    Wal-Mart’s costs and expenses hit $458 billion for the year, which is bigger than the budgets of all but four U.S. government departments. Here’s what the rankings would be:

    1) Health and Human Services
    2) Social Security
    3) Treasury
    4) Defense
    5) Wal-Mart.”

For better or worse, is Walmart America?

Why don’t American subways feature open gangway cars?

American subway cars differ in design in one crucial way that would help solve overcrowding issues:

Open gangways, as it happens, may be one of the more widely used elements of subway design. You will find trains like these on every subway system in China, India, Spain, and Germany, as well as in Dubai, Singapore, Tokyo, Rio de Janeiro, Paris, and Toronto. According to research by planner Yonah Freemark, open gangway trains run on 3 out of every 4 subway systems in the world. Mexico City hasn’t bought separate-car trains in two decades.

Yet open gangway trains are nowhere to be found in the United States. They will debut in Honolulu in 2018. New York City might request 10 of them—in an order of 950…

That American transportation authority leaders are reluctant to embrace the concept reflects a couple of facts about how they do business.
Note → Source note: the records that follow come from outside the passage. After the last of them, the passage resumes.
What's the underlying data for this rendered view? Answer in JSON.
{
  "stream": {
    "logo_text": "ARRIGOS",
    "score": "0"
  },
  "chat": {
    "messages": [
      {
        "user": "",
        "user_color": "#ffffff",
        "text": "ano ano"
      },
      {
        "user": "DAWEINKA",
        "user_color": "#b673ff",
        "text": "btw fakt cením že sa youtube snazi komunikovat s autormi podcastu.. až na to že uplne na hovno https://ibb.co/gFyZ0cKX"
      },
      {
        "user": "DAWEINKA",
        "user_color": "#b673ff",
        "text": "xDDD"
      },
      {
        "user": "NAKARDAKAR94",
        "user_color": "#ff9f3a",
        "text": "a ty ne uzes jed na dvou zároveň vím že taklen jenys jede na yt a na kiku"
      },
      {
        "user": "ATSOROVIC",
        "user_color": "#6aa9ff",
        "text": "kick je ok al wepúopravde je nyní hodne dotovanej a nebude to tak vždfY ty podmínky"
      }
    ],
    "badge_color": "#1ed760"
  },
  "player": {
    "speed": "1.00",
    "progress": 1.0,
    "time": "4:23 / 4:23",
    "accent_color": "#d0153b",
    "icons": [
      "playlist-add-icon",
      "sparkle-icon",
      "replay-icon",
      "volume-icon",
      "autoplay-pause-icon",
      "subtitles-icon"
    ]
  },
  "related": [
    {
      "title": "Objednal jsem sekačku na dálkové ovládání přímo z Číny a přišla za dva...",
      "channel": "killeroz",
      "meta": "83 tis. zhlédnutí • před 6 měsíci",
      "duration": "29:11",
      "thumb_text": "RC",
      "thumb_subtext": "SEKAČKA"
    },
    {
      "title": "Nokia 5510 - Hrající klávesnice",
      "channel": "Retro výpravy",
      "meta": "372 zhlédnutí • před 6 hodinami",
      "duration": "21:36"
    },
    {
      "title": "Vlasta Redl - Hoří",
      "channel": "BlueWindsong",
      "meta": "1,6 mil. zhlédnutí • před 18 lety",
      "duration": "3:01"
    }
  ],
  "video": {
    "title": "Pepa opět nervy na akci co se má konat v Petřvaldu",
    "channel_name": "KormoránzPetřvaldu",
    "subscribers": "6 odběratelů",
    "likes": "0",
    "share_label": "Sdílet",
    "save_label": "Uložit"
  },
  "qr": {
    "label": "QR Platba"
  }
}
First, they clearly don’t spend enough time using the systems they run. Second (and relatedly), they are conservative about change. They are willing to let culture, or their perceptions of it, dictate design—rather than the other way around.
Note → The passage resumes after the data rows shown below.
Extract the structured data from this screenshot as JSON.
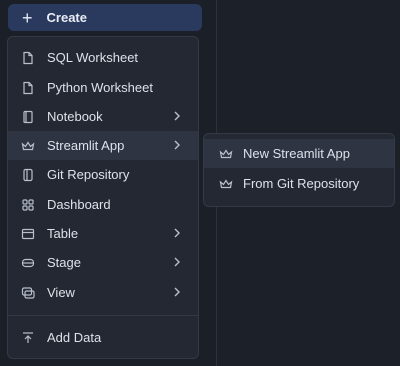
{
  "create_button": {
    "label": "Create",
    "icon": "plus-icon"
  },
  "menu": {
    "items": [
      {
        "label": "SQL Worksheet",
        "icon": "file-icon"
      },
      {
        "label": "Python Worksheet",
        "icon": "file-icon"
      },
      {
        "label": "Notebook",
        "icon": "notebook-icon",
        "has_submenu": true
      },
      {
        "label": "Streamlit App",
        "icon": "streamlit-crown-icon",
        "has_submenu": true,
        "active": true
      },
      {
        "label": "Git Repository",
        "icon": "git-repository-icon"
      },
      {
        "label": "Dashboard",
        "icon": "dashboard-grid-icon"
      },
      {
        "label": "Table",
        "icon": "table-icon",
        "has_submenu": true
      },
      {
        "label": "Stage",
        "icon": "stage-icon",
        "has_submenu": true
      },
      {
        "label": "View",
        "icon": "view-icon",
        "has_submenu": true
      },
      {
        "label": "Add Data",
        "icon": "upload-icon"
      }
    ]
  },
  "submenu": {
    "items": [
      {
        "label": "New Streamlit App",
        "icon": "streamlit-crown-icon",
        "active": true
      },
      {
        "label": "From Git Repository",
        "icon": "streamlit-crown-icon"
      }
    ]
  },
  "colors": {
    "background": "#1a1e26",
    "menu": "#232832",
    "accent_button": "#2a3a5e",
    "hover": "#2e3442"
  }
}
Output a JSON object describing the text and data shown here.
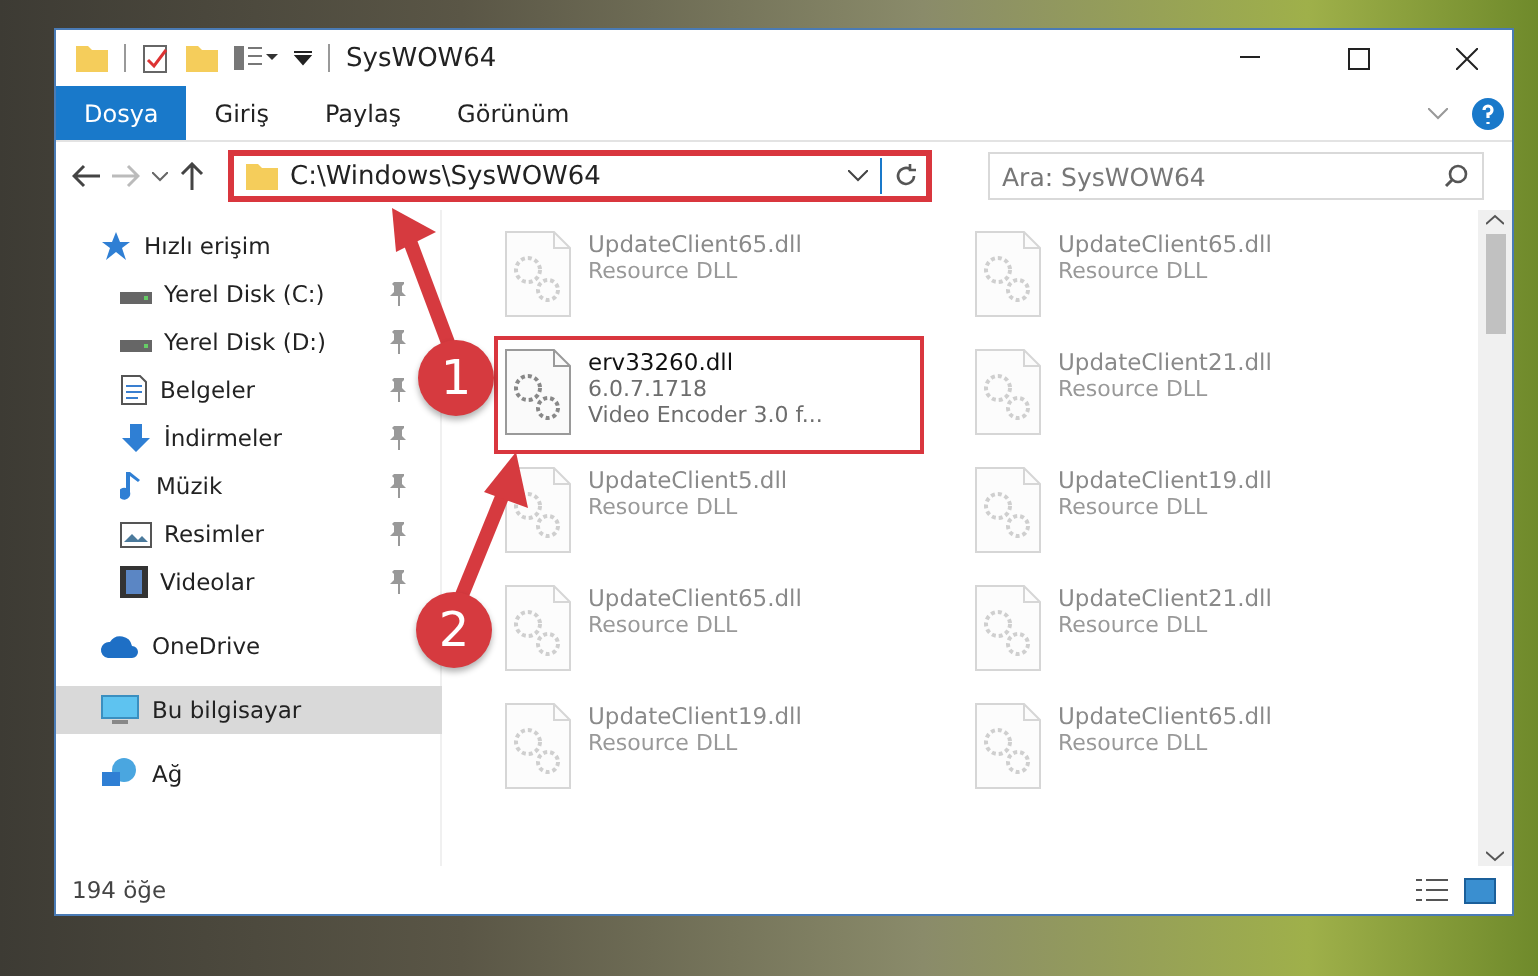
{
  "window": {
    "title": "SysWOW64"
  },
  "ribbon": {
    "tabs": [
      {
        "label": "Dosya",
        "selected": true
      },
      {
        "label": "Giriş",
        "selected": false
      },
      {
        "label": "Paylaş",
        "selected": false
      },
      {
        "label": "Görünüm",
        "selected": false
      }
    ]
  },
  "address": {
    "path": "C:\\Windows\\SysWOW64",
    "highlighted": true
  },
  "search": {
    "placeholder": "Ara: SysWOW64"
  },
  "sidebar": {
    "items": [
      {
        "label": "Hızlı erişim",
        "kind": "star",
        "selected": false,
        "children": [
          {
            "label": "Yerel Disk (C:)",
            "kind": "drive",
            "pinned": true
          },
          {
            "label": "Yerel Disk (D:)",
            "kind": "drive",
            "pinned": true
          },
          {
            "label": "Belgeler",
            "kind": "document",
            "pinned": true
          },
          {
            "label": "İndirmeler",
            "kind": "download",
            "pinned": true
          },
          {
            "label": "Müzik",
            "kind": "music",
            "pinned": true
          },
          {
            "label": "Resimler",
            "kind": "picture",
            "pinned": true
          },
          {
            "label": "Videolar",
            "kind": "video",
            "pinned": true
          }
        ]
      },
      {
        "label": "OneDrive",
        "kind": "cloud",
        "selected": false
      },
      {
        "label": "Bu bilgisayar",
        "kind": "computer",
        "selected": true
      },
      {
        "label": "Ağ",
        "kind": "network",
        "selected": false
      }
    ]
  },
  "files": [
    {
      "name": "UpdateClient65.dll",
      "line_2": "Resource DLL",
      "blurred": true,
      "highlighted": false
    },
    {
      "name": "UpdateClient65.dll",
      "line_2": "Resource DLL",
      "blurred": true,
      "highlighted": false
    },
    {
      "name": "erv33260.dll",
      "line_2": "6.0.7.1718",
      "line_3": "Video Encoder 3.0 f...",
      "blurred": false,
      "highlighted": true
    },
    {
      "name": "UpdateClient21.dll",
      "line_2": "Resource DLL",
      "blurred": true,
      "highlighted": false
    },
    {
      "name": "UpdateClient5.dll",
      "line_2": "Resource DLL",
      "blurred": true,
      "highlighted": false
    },
    {
      "name": "UpdateClient19.dll",
      "line_2": "Resource DLL",
      "blurred": true,
      "highlighted": false
    },
    {
      "name": "UpdateClient65.dll",
      "line_2": "Resource DLL",
      "blurred": true,
      "highlighted": false
    },
    {
      "name": "UpdateClient21.dll",
      "line_2": "Resource DLL",
      "blurred": true,
      "highlighted": false
    },
    {
      "name": "UpdateClient19.dll",
      "line_2": "Resource DLL",
      "blurred": true,
      "highlighted": false
    },
    {
      "name": "UpdateClient65.dll",
      "line_2": "Resource DLL",
      "blurred": true,
      "highlighted": false
    }
  ],
  "status_bar": {
    "count": "194 öğe"
  },
  "callouts": [
    {
      "number": "1"
    },
    {
      "number": "2"
    }
  ]
}
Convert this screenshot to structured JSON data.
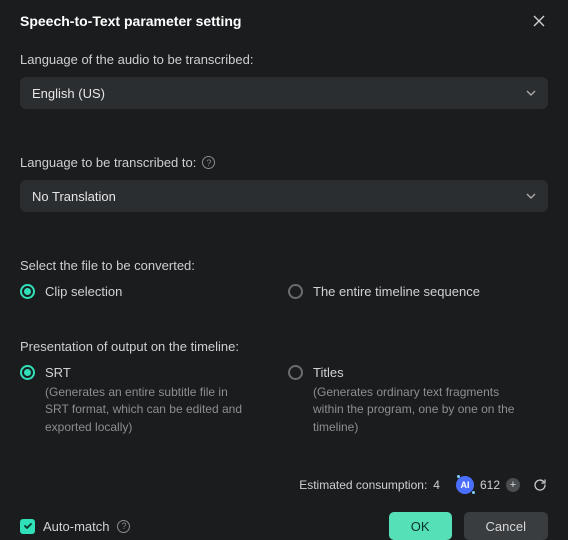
{
  "header": {
    "title": "Speech-to-Text parameter setting"
  },
  "source_lang": {
    "label": "Language of the audio to be transcribed:",
    "value": "English (US)"
  },
  "target_lang": {
    "label": "Language to be transcribed to:",
    "value": "No Translation"
  },
  "file_select": {
    "label": "Select the file to be converted:",
    "clip_label": "Clip selection",
    "timeline_label": "The entire timeline sequence"
  },
  "output": {
    "label": "Presentation of output on the timeline:",
    "srt_label": "SRT",
    "srt_desc": "(Generates an entire subtitle file in SRT format, which can be edited and exported locally)",
    "titles_label": "Titles",
    "titles_desc": "(Generates ordinary text fragments within the program, one by one on the timeline)"
  },
  "footer": {
    "estimate_label": "Estimated consumption:",
    "estimate_value": "4",
    "credits": "612",
    "ai_badge": "AI",
    "auto_match_label": "Auto-match",
    "ok_label": "OK",
    "cancel_label": "Cancel"
  }
}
The most convincing explanation for the absence of open gangways in the United States is that planners feel “amenity-conscious” (or “choice”) riders would find them unpleasant. The enhanced mobility open gangways grant to beggars, merchants, and buskers has been cited as a potential problem with the model. That shouldn’t be sufficient reason to keep riders stuffed in like sardines. New Yorkers don’t take the subway because it’s pleasant, but because it gets them to work on time. The MTA could aid that cause by ordering a hundred—or a thousand!—open gangway train cars.

Americans have different ideas about personal space as well as who they are willing to mingle with. This isn’t only about subways; planners have tried to figure out how to get more well-off Americans to ride the bus even as Americans seem pretty happy to drive solo in their cars unless it is quite difficult.

Here is a question: what would happen if an entire mass transit system did this without consulting riders? Would people in New York City really stop taking the subway and find other ways to get around? In some places, subways are the most efficient and I’m guessing that riders would adjust over time. When riders have more options, particularly in more sprawling cities, this might not be a good solution as people might actually stop using the subway.